The present massive political corruption in post-Soviet geopolitical space is rooted in cultural consumption of the Brezhnev era (1964-1982). During this period of late socialism in the USSR, millions of Soviet young people, loyal members of Komsomol, fell in love with the catchy sound of “beat music” of the Beatles and hard rock of Deep Purple.
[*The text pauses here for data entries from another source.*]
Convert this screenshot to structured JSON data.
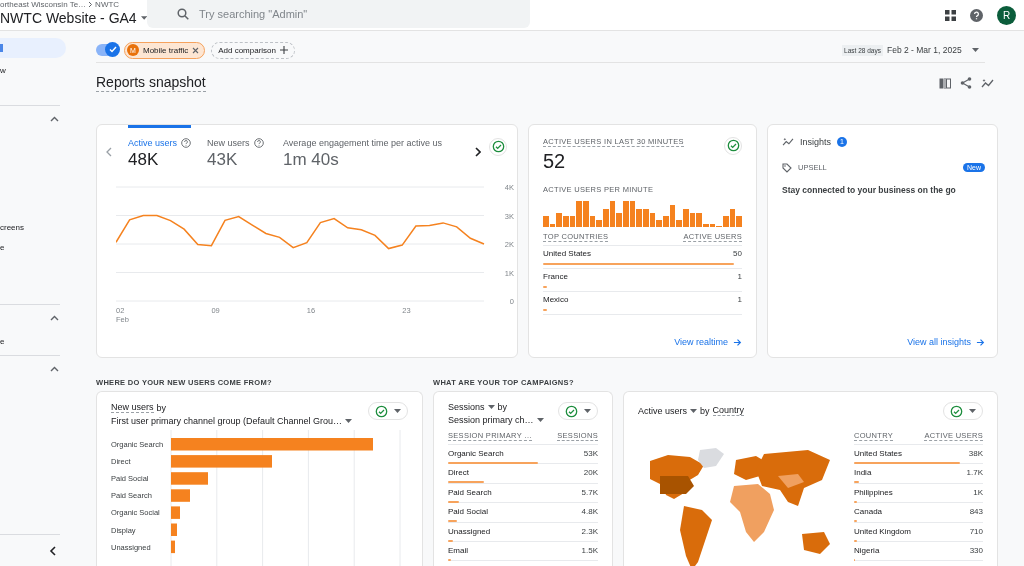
{
  "topbar": {
    "breadcrumb": [
      "ortheast Wisconsin Te…",
      "NWTC"
    ],
    "property": "NWTC Website - GA4",
    "search": {
      "placeholder": "Try searching \"Admin\""
    },
    "avatar": "R"
  },
  "sidebar": {
    "nav": [
      {
        "selected": true
      },
      {
        "label": "w",
        "selected": false
      }
    ],
    "sections": [
      {
        "expanded": true,
        "items": [
          {
            "label": "creens",
            "selected": false
          },
          {
            "label": "e",
            "selected": false
          }
        ]
      },
      {
        "expanded": true,
        "items": [
          {
            "label": "e",
            "selected": false
          }
        ]
      },
      {
        "expanded": true
      }
    ]
  },
  "comparison": {
    "toggle_on": true,
    "chip": {
      "letter": "M",
      "label": "Mobile traffic"
    },
    "add_label": "Add comparison",
    "range_label": "Last 28 days",
    "date_range": "Feb 2 - Mar 1, 2025"
  },
  "title": "Reports snapshot",
  "overview": {
    "metrics": [
      {
        "label": "Active users",
        "value": "48K",
        "help": true,
        "selected": true
      },
      {
        "label": "New users",
        "value": "43K",
        "help": true,
        "selected": false
      },
      {
        "label": "Average engagement time per active us",
        "value": "1m 40s",
        "help": false,
        "selected": false
      }
    ],
    "chart_data": {
      "type": "line",
      "grid": true,
      "categories": [
        "02 Feb",
        null,
        null,
        null,
        null,
        null,
        null,
        "09",
        null,
        null,
        null,
        null,
        null,
        null,
        "16",
        null,
        null,
        null,
        null,
        null,
        null,
        "23",
        null,
        null,
        null,
        null,
        null,
        null
      ],
      "ylim": [
        0,
        4000
      ],
      "yticks": [
        {
          "value": 0,
          "label": "0"
        },
        {
          "value": 1000,
          "label": "1K"
        },
        {
          "value": 2000,
          "label": "2K"
        },
        {
          "value": 3000,
          "label": "3K"
        },
        {
          "value": 4000,
          "label": "4K"
        }
      ],
      "series": [
        {
          "color": "#f5821f",
          "values": [
            2060,
            2850,
            3000,
            3000,
            2820,
            2520,
            1980,
            1940,
            2830,
            2960,
            2660,
            2370,
            2230,
            1870,
            2050,
            2750,
            2890,
            2570,
            2500,
            2300,
            1840,
            1960,
            2630,
            2650,
            2740,
            2600,
            2200,
            2000
          ]
        }
      ]
    }
  },
  "realtime": {
    "title": "ACTIVE USERS IN LAST 30 MINUTES",
    "value": "52",
    "per_minute_label": "ACTIVE USERS PER MINUTE",
    "columns": [
      "TOP COUNTRIES",
      "ACTIVE USERS"
    ],
    "rows": [
      {
        "name": "United States",
        "value": "50",
        "level": 0.96
      },
      {
        "name": "France",
        "value": "1",
        "level": 0.02
      },
      {
        "name": "Mexico",
        "value": "1",
        "level": 0.02
      }
    ],
    "link": "View realtime"
  },
  "insights": {
    "title": "Insights",
    "count": "1",
    "tag": "UPSELL",
    "badge": "New",
    "text": "Stay connected to your business on the go",
    "link": "View all insights"
  },
  "sections": [
    "WHERE DO YOUR NEW USERS COME FROM?",
    "WHAT ARE YOUR TOP CAMPAIGNS?"
  ],
  "new_users": {
    "metric": "New users",
    "by": "by",
    "dimension": "First user primary channel group (Default Channel Grou…",
    "channels": [
      "Organic Search",
      "Direct",
      "Paid Social",
      "Paid Search",
      "Organic Social",
      "Display",
      "Unassigned"
    ]
  },
  "campaigns": {
    "metric": "Sessions",
    "by": "by",
    "dimension": "Session primary ch…",
    "columns": [
      "SESSION PRIMARY …",
      "SESSIONS"
    ],
    "rows": [
      {
        "name": "Organic Search",
        "value": "53K",
        "level": 0.6
      },
      {
        "name": "Direct",
        "value": "20K",
        "level": 0.24
      },
      {
        "name": "Paid Search",
        "value": "5.7K",
        "level": 0.07
      },
      {
        "name": "Paid Social",
        "value": "4.8K",
        "level": 0.06
      },
      {
        "name": "Unassigned",
        "value": "2.3K",
        "level": 0.03
      },
      {
        "name": "Email",
        "value": "1.5K",
        "level": 0.02
      }
    ]
  },
  "countries": {
    "metric": "Active users",
    "by": "by",
    "dimension": "Country",
    "columns": [
      "COUNTRY",
      "ACTIVE USERS"
    ],
    "rows": [
      {
        "name": "United States",
        "value": "38K",
        "level": 0.82
      },
      {
        "name": "India",
        "value": "1.7K",
        "level": 0.04
      },
      {
        "name": "Philippines",
        "value": "1K",
        "level": 0.02
      },
      {
        "name": "Canada",
        "value": "843",
        "level": 0.02
      },
      {
        "name": "United Kingdom",
        "value": "710",
        "level": 0.02
      },
      {
        "name": "Nigeria",
        "value": "330",
        "level": 0.01
      }
    ]
  }
}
Even ten years after dissolution of the Soviet Union, the post-Soviet space was ruled by former the Soviet hard rock fans, the representatives of so-called “Deep Purple generation,” the new post-Soviet politicians, such as Dmitri Medvedev, Prime-Minister of Russia, Yulia Tymoshenko, Prime-Minister of Ukraine, and Mikheil Saakashvili, President of Georgia.
Paradoxically, the détente of the 1970s, the period of relaxation of the international tensions during the Cold War, led to the influx of Western cultural products such as popular music and feature films in the Soviet Union. As a result, Soviet ideologists, including Komsomol ideologists, tried to control Soviet consumption of those cultural products from capitalist West, using Western popular music and video in the new “socialist forms” of leisure and cultural consumption. One among many of such forms of ideological control was a creation of “Komsomol discothèques” (or disco clubs), where Soviet young people could dance to “ideologically permitted” Soviet and Western music tunes. In the 1980s a system of Komsomol run video salons was organized to control the Western video consumption by Soviet youth. Ironically, this Komsomol movement of “Soviet disco clubs and video salons” revealed the new cultural and economic practices among activists of this movement, which became the profitable business for its organizers. The contemporaries called these organizers “the disco mafia” in the industrial cities of eastern Ukraine. Many leaders of post-Soviet Ukraine, such as Petro Poroshenko, President of Ukraine, and Yulia Tymoshenko, began their business activities by playing Western music and videos and organizing the successful “video salons” in Kyiv and Dniepropetrovsk.
By the end of perestroika in 1991, more than 100 Komsomol businesses had emerged in industrial provincial cities of Eastern Ukraine. Only few the most successful enterprises survived the brutal, post-Soviet competition during the 1990s, and created “new business corporations” such as Yulia Tymoshenko’s “Gas Empire,” Igor Kolomoiskyi’s and Serhiy Tihipko’s Privatbank, Aleksandr Balashov’s “Trade Corporation” and Rinat Akhmetov’s Liuks. The overwhelming majority of these post-Soviet successful businesses (nine from ten) were organized by or directly connected to the disco mafia – a network of rock music enthusiasts, black marketers, Komsomol ideologists, entertainers, and representatives of the Soviet tourist agencies. In this way consumption of Western cultural products like music and video during the late 1970s and early 1980s contributed to capitalist entrepreneurship in post-Soviet Ukraine.
Some contemporaries noted how business activities of the new Komsomol “entrepreneurs” in the 1980s contributed to the regional identity of eastern Ukraine. Many of these “entrepreneurs” who were not ethnic Ukrainians became active participants in the Ukrainian independent movement in 1988-91 in an attempt to protect their regional business interests rather than their national cultural interests. In the 1990s, the former members of Soviet disco mafia and their former ideological supervisors became an integral part of the business and political life of independent Ukraine. In present-day Ukraine the former active participants of Soviet “disco mafia” and “Komsomol business” such as Tymoshenko, Turchynov, Akhmetov and Kolomoiskyi, became the leaders of the oligarchic clans that rule the Ukrainian post-Soviet space, resisting an expansion of the KGB oligarchy from Moscow into their “spheres of influence.”
In my book Rock and Roll in the Rocket City: The West, Identity, and Ideology in Soviet Dniepropetrovsk, 1960–1985, using a story of Dniepropetrovsk, one industrial city in Soviet Union, the city, which became not only a center of the Soviet rocket industry, but also a training ground for Soviet politicians, such as Leonid Brezhnev, I explore the historical and cultural roots of the post-Soviet political and business elites that rule post-Soviet space today.
Sergei I. Zhuk is a professor of history at Ball State University. He is the author of Russia’s Lost Reformation: Peasants, Millennialism, and Radical Sects in Southern Russia and Ukraine, 1830–1917. He was a Kennan Institute Research Scholar at the Woodrow Wilson Center in 2002–2003. His book, Rock and Roll in the Rocket City: The West, Identity, and Ideology in Soviet Dniepropetrovsk, 1960—1985, is newly released in paperback.